(Exercise data)

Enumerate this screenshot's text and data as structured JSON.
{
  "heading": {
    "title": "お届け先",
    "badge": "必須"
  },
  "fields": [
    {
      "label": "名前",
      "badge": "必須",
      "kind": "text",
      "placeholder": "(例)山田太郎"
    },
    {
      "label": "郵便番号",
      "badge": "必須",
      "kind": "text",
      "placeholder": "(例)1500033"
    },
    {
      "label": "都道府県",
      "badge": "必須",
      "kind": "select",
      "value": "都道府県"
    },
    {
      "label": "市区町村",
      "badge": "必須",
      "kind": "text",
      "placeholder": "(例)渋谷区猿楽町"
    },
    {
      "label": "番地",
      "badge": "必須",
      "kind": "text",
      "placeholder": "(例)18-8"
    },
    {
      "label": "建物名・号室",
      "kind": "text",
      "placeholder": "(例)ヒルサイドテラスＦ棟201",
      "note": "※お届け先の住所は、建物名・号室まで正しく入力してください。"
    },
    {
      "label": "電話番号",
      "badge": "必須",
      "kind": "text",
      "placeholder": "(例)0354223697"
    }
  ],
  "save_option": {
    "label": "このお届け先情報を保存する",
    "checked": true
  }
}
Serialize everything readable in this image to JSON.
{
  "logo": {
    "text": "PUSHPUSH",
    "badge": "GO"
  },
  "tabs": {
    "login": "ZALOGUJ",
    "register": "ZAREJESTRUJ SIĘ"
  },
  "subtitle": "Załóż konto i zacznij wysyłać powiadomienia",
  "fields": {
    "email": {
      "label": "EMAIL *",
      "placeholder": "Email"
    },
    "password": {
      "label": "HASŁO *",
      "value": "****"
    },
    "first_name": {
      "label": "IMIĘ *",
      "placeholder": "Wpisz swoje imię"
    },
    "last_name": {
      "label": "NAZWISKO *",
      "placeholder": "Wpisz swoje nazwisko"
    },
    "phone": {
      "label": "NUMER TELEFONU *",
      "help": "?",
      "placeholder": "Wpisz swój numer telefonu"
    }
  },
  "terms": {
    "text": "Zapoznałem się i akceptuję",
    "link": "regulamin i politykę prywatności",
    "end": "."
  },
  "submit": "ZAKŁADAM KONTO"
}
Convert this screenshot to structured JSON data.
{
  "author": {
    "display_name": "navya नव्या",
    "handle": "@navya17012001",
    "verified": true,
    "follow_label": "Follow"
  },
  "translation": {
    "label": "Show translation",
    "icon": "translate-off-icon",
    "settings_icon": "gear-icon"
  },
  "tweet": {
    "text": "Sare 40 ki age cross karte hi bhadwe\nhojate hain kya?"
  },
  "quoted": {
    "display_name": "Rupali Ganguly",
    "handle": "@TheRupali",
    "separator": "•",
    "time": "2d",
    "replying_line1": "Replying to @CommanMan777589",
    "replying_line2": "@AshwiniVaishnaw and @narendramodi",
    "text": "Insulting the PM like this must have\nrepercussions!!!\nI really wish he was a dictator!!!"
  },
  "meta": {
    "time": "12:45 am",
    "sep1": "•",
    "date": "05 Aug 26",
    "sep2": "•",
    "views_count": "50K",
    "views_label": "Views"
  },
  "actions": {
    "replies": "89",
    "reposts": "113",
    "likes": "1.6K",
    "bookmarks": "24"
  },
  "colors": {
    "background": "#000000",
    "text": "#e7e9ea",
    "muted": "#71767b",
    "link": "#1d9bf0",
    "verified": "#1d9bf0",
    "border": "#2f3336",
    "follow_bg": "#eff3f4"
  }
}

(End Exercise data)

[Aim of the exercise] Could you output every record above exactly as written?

[Result]
Enumerate this screenshot's text and data as structured JSON.
{
  "heading": {
    "title": "お届け先",
    "badge": "必須"
  },
  "fields": [
    {
      "label": "名前",
      "badge": "必須",
      "kind": "text",
      "placeholder": "(例)山田太郎"
    },
    {
      "label": "郵便番号",
      "badge": "必須",
      "kind": "text",
      "placeholder": "(例)1500033"
    },
    {
      "label": "都道府県",
      "badge": "必須",
      "kind": "select",
      "value": "都道府県"
    },
    {
      "label": "市区町村",
      "badge": "必須",
      "kind": "text",
      "placeholder": "(例)渋谷区猿楽町"
    },
    {
      "label": "番地",
      "badge": "必須",
      "kind": "text",
      "placeholder": "(例)18-8"
    },
    {
      "label": "建物名・号室",
      "kind": "text",
      "placeholder": "(例)ヒルサイドテラスＦ棟201",
      "note": "※お届け先の住所は、建物名・号室まで正しく入力してください。"
    },
    {
      "label": "電話番号",
      "badge": "必須",
      "kind": "text",
      "placeholder": "(例)0354223697"
    }
  ],
  "save_option": {
    "label": "このお届け先情報を保存する",
    "checked": true
  }
}
Serialize everything readable in this image to JSON.
{
  "logo": {
    "text": "PUSHPUSH",
    "badge": "GO"
  },
  "tabs": {
    "login": "ZALOGUJ",
    "register": "ZAREJESTRUJ SIĘ"
  },
  "subtitle": "Załóż konto i zacznij wysyłać powiadomienia",
  "fields": {
    "email": {
      "label": "EMAIL *",
      "placeholder": "Email"
    },
    "password": {
      "label": "HASŁO *",
      "value": "****"
    },
    "first_name": {
      "label": "IMIĘ *",
      "placeholder": "Wpisz swoje imię"
    },
    "last_name": {
      "label": "NAZWISKO *",
      "placeholder": "Wpisz swoje nazwisko"
    },
    "phone": {
      "label": "NUMER TELEFONU *",
      "help": "?",
      "placeholder": "Wpisz swój numer telefonu"
    }
  },
  "terms": {
    "text": "Zapoznałem się i akceptuję",
    "link": "regulamin i politykę prywatności",
    "end": "."
  },
  "submit": "ZAKŁADAM KONTO"
}
Convert this screenshot to structured JSON data.
{
  "author": {
    "display_name": "navya नव्या",
    "handle": "@navya17012001",
    "verified": true,
    "follow_label": "Follow"
  },
  "translation": {
    "label": "Show translation",
    "icon": "translate-off-icon",
    "settings_icon": "gear-icon"
  },
  "tweet": {
    "text": "Sare 40 ki age cross karte hi bhadwe\nhojate hain kya?"
  },
  "quoted": {
    "display_name": "Rupali Ganguly",
    "handle": "@TheRupali",
    "separator": "•",
    "time": "2d",
    "replying_line1": "Replying to @CommanMan777589",
    "replying_line2": "@AshwiniVaishnaw and @narendramodi",
    "text": "Insulting the PM like this must have\nrepercussions!!!\nI really wish he was a dictator!!!"
  },
  "meta": {
    "time": "12:45 am",
    "sep1": "•",
    "date": "05 Aug 26",
    "sep2": "•",
    "views_count": "50K",
    "views_label": "Views"
  },
  "actions": {
    "replies": "89",
    "reposts": "113",
    "likes": "1.6K",
    "bookmarks": "24"
  },
  "colors": {
    "background": "#000000",
    "text": "#e7e9ea",
    "muted": "#71767b",
    "link": "#1d9bf0",
    "verified": "#1d9bf0",
    "border": "#2f3336",
    "follow_bg": "#eff3f4"
  }
}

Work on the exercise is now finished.